To turn the tables, if you personally identify as a driver who experiences road rage, you aren’t alone. Here are some action steps you can take to curb your frustration on the road:
Minimize Distractions. We tend to drive most erratically and without consideration for others when we’re distracted. Put down your cell phone, minimize eating while driving, and plan your route in advance. If you do need to use a cell phone, use a hands-free device. If you have to have a conversation that requires serious conversation or may agitate you, pull over or find a rest stop.
Gain Some Perspective. Too many motorists find themselves agitated by traffic slights and use their vehicles to threaten, intimidate or even injure other motorists. If you find yourself in this category, speak to a counsellor about your road rage. By learning the roots of your rage and developing strategies to cope when you become aggravated on the road, you’ll save yourself from serious traffic violations, personal injury and causing irreversible harm to others that will follow you the rest of your life.
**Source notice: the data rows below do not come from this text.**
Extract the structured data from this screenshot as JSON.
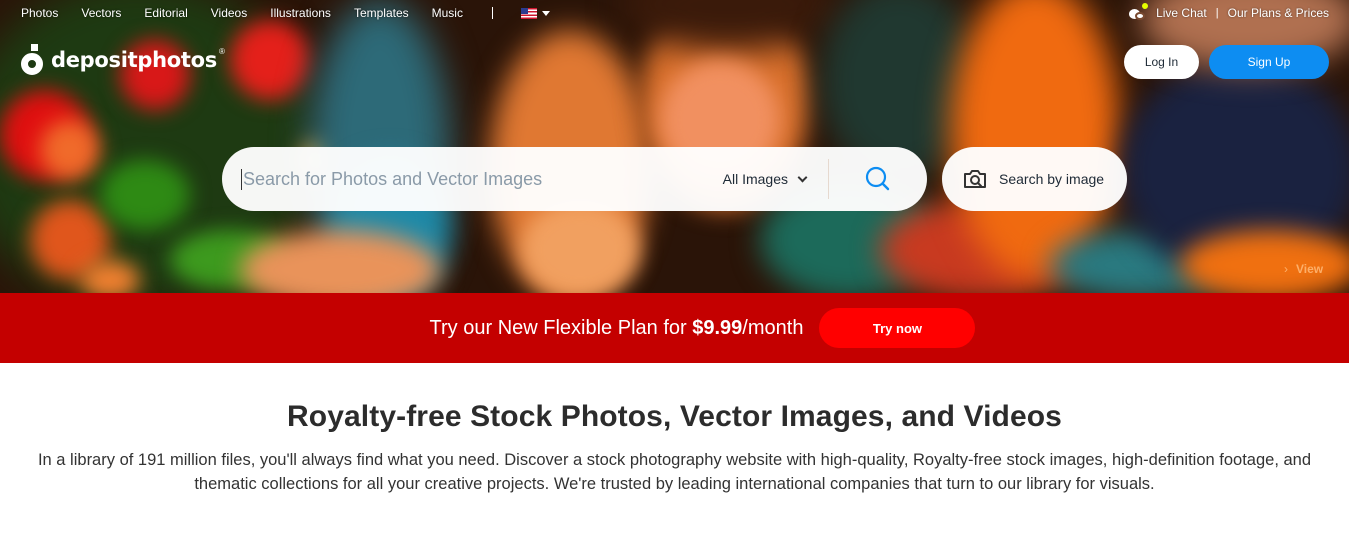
{
  "topnav": {
    "items": [
      "Photos",
      "Vectors",
      "Editorial",
      "Videos",
      "Illustrations",
      "Templates",
      "Music"
    ],
    "language_icon": "us-flag-icon"
  },
  "brand": {
    "name": "depositphotos",
    "registered": "®"
  },
  "account": {
    "live_chat": "Live Chat",
    "separator": "|",
    "plans": "Our Plans & Prices",
    "login": "Log In",
    "signup": "Sign Up"
  },
  "search": {
    "placeholder": "Search for Photos and Vector Images",
    "value": "",
    "type_selected": "All Images",
    "image_search_label": "Search by image"
  },
  "hero": {
    "view_label": "View"
  },
  "promo": {
    "prefix": "Try our New Flexible Plan for ",
    "price": "$9.99",
    "suffix": "/month",
    "cta": "Try now"
  },
  "intro": {
    "heading": "Royalty-free Stock Photos, Vector Images, and Videos",
    "body": "In a library of 191 million files, you'll always find what you need. Discover a stock photography website with high-quality, Royalty-free stock images, high-definition footage, and thematic collections for all your creative projects. We're trusted by leading international companies that turn to our library for visuals."
  },
  "colors": {
    "accent_blue": "#0d8df2",
    "promo_bg": "#c40000",
    "promo_cta": "#ff0000",
    "heading_text": "#2c2c2c"
  }
}
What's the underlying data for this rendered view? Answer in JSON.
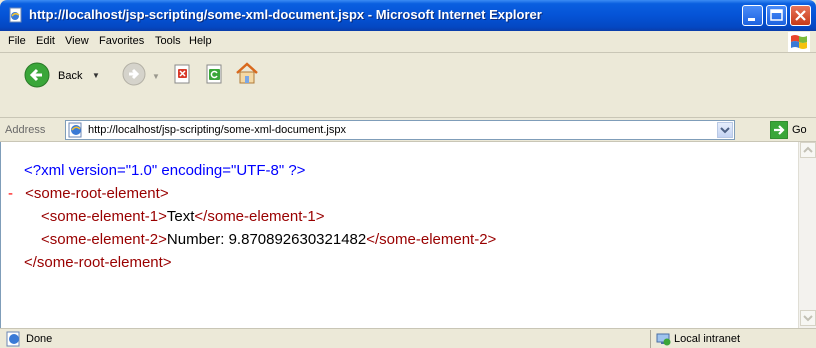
{
  "window": {
    "title": "http://localhost/jsp-scripting/some-xml-document.jspx - Microsoft Internet Explorer",
    "buttons": [
      "minimize-icon",
      "maximize-icon",
      "close-icon"
    ]
  },
  "menu": {
    "items": [
      "File",
      "Edit",
      "View",
      "Favorites",
      "Tools",
      "Help"
    ]
  },
  "toolbar": {
    "back_label": "Back",
    "icons": [
      "back-icon",
      "forward-icon",
      "stop-icon",
      "refresh-icon",
      "home-icon"
    ]
  },
  "address": {
    "label": "Address",
    "url": "http://localhost/jsp-scripting/some-xml-document.jspx",
    "go_label": "Go"
  },
  "document": {
    "declaration": "<?xml version=\"1.0\" encoding=\"UTF-8\" ?>",
    "collapse_marker": "-",
    "root_open": "<some-root-element>",
    "elements": [
      {
        "open": "<some-element-1>",
        "text": "Text",
        "close": "</some-element-1>"
      },
      {
        "open": "<some-element-2>",
        "text": "Number: 9.870892630321482",
        "close": "</some-element-2>"
      }
    ],
    "root_close": "</some-root-element>"
  },
  "status": {
    "text": "Done",
    "zone": "Local intranet"
  },
  "colors": {
    "tag": "#0000ff",
    "element_name": "#990000",
    "collapse": "#ff0000",
    "title_bar": "#0553d6"
  }
}
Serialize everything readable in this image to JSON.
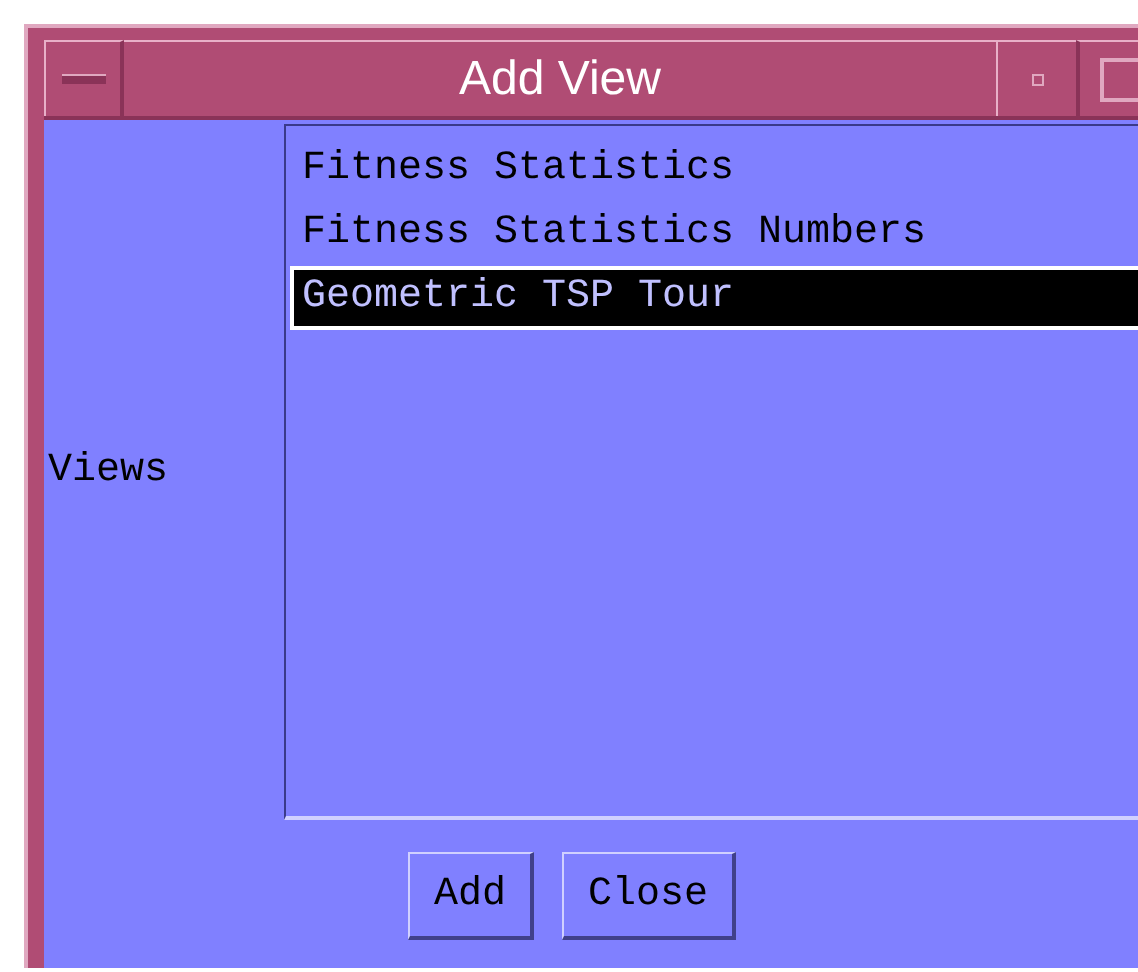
{
  "window": {
    "title": "Add View"
  },
  "views": {
    "label": "Views",
    "items": [
      {
        "label": "Fitness Statistics",
        "selected": false
      },
      {
        "label": "Fitness Statistics Numbers",
        "selected": false
      },
      {
        "label": "Geometric TSP Tour",
        "selected": true
      }
    ]
  },
  "buttons": [
    "Add",
    "Close"
  ]
}
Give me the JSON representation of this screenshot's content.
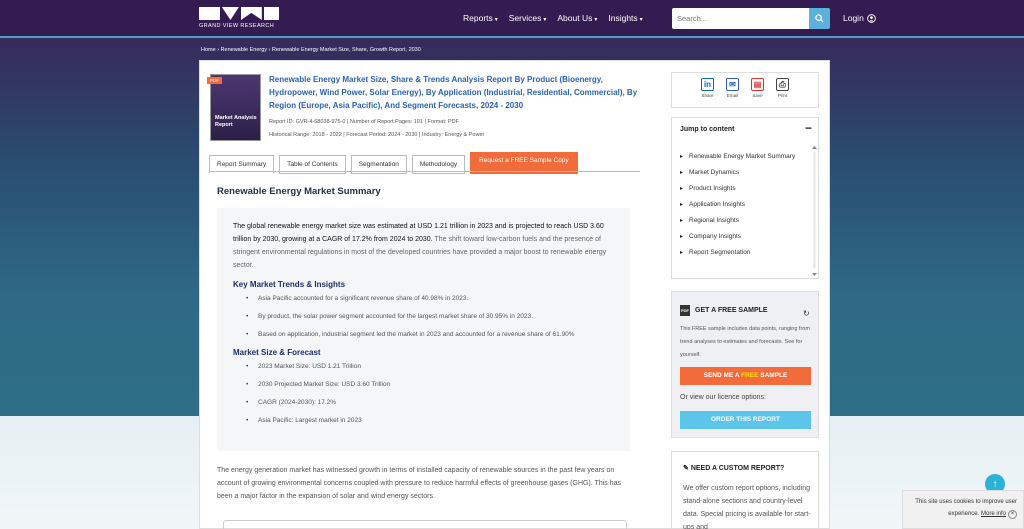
{
  "header": {
    "logo_text": "GRAND VIEW RESEARCH",
    "nav": [
      "Reports",
      "Services",
      "About Us",
      "Insights"
    ],
    "search_placeholder": "Search...",
    "login": "Login"
  },
  "breadcrumb": "Home  ›  Renewable Energy  ›  Renewable Energy Market Size, Share, Growth Report, 2030",
  "report": {
    "badge": "PDF",
    "cover_text": "Market Analysis Report",
    "title": "Renewable Energy Market Size, Share & Trends Analysis Report By Product (Bioenergy, Hydropower, Wind Power, Solar Energy), By Application (Industrial, Residential, Commercial), By Region (Europe, Asia Pacific), And Segment Forecasts, 2024 - 2030",
    "meta_line1": "Report ID: GVR-4-68038-975-0   |   Number of Report Pages: 101   |   Format: PDF",
    "meta_line2": "Historical Range: 2018 - 2022   |   Forecast Period: 2024 - 2030   |   Industry: Energy & Power"
  },
  "tabs": [
    "Report Summary",
    "Table of Contents",
    "Segmentation",
    "Methodology"
  ],
  "sample_tab": "Request a FREE Sample Copy",
  "summary": {
    "heading": "Renewable Energy Market Summary",
    "intro_bold": "The global renewable energy market size was estimated at USD 1.21 trillion in 2023 and is projected to reach USD 3.60 trillion by 2030, growing at a CAGR of 17.2% from 2024 to 2030.",
    "intro_rest": " The shift toward low-carbon fuels and the presence of stringent environmental regulations in most of the developed countries have provided a major boost to renewable energy sector.",
    "trends_heading": "Key Market Trends & Insights",
    "trends": [
      "Asia Pacific accounted for a significant revenue share of 40.98% in 2023.",
      "By product, the solar power segment accounted for the largest market share of 30.95% in 2023.",
      "Based on application, industrial segment led the market in 2023 and accounted for a revenue share of 61.90%"
    ],
    "forecast_heading": "Market Size & Forecast",
    "forecast": [
      "2023 Market Size: USD 1.21 Trillion",
      "2030 Projected Market Size: USD 3.60 Trillion",
      "CAGR (2024-2030): 17.2%",
      "Asia Pacific: Largest market in 2023"
    ]
  },
  "bottom_para": "The energy generation market has witnessed growth in terms of installed capacity of renewable sources in the past few years on account of growing environmental concerns coupled with pressure to reduce harmful effects of greenhouse gases (GHG). This has been a major factor in the expansion of solar and wind energy sectors.",
  "share": [
    {
      "icon": "linkedin-icon",
      "label": "Share",
      "glyph": "in",
      "color": "#0a66c2"
    },
    {
      "icon": "email-icon",
      "label": "Email",
      "glyph": "✉",
      "color": "#2b63b0"
    },
    {
      "icon": "pdf-icon",
      "label": "Save",
      "glyph": "⎙",
      "color": "#d33"
    },
    {
      "icon": "print-icon",
      "label": "Print",
      "glyph": "⎙",
      "color": "#444"
    }
  ],
  "toc": {
    "heading": "Jump to content",
    "items": [
      "Renewable Energy Market Summary",
      "Market Dynamics",
      "Product Insights",
      "Application Insights",
      "Regional Insights",
      "Company Insights",
      "Report Segmentation"
    ]
  },
  "sample_card": {
    "heading": "GET A FREE SAMPLE",
    "desc": "This FREE sample includes data points, ranging from trend analyses to estimates and forecasts. See for yourself.",
    "btn_pre": "SEND ME A ",
    "btn_hl": "FREE",
    "btn_post": " SAMPLE",
    "or_text": "Or view our licence options:",
    "order_btn": "ORDER THIS REPORT"
  },
  "custom_card": {
    "heading": "NEED A CUSTOM REPORT?",
    "desc": "We offer custom report options, including stand-alone sections and country-level data. Special pricing is available for start-ups and"
  },
  "cookie": {
    "text": "This site uses cookies to improve user experience.",
    "more": "More info"
  },
  "colors": {
    "brand": "#341b52",
    "accent_orange": "#f26b3a",
    "accent_blue": "#5bc5ea",
    "link": "#2b63b0"
  }
}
Apart from difficulty managing anger, there are several common reasons drivers find themselves agitated. It’s important to do everything you can to ensure that you’re comfortable in your vehicle. If you get backaches, get the proper lumbar support when you’re driving long distances. Pack snacks and water to curb hunger and thirst when you expect bad traffic. If possible, try to avoid driving at peak traffic hours or take an alternative route. Open your windows to get fresh air to stay alert. If the radio irritates you, download a playlist of music you enjoy. If you feel like you’ve been stuck in the car for too long, pull over safely and do some light stretching. Do not drive if you’re not well rested. It’s up to us as drivers to ensure that we’re in the right state of mind to get behind the wheel.

At CHET – Commercial Heavy Equipment Training – in addition to behind the wheel driver’s training, we instruct trainees on the importance of road safety and defensive driving. Our curriculum includes strategies drivers can use to maintain their own safety and the safety of others they share the road with. If you’re interested in a career behind the wheel of a commercial motor vehicle, learn to drive safely and defensively with CHET. Contact a CHET representative today to learn more about our registered training program.

Are you a road rager? Take a minute to answer 10 questions to find out if you suffer from road rage! #KeepCool – A campaign by Ingenie to highlight the dangers of road rage.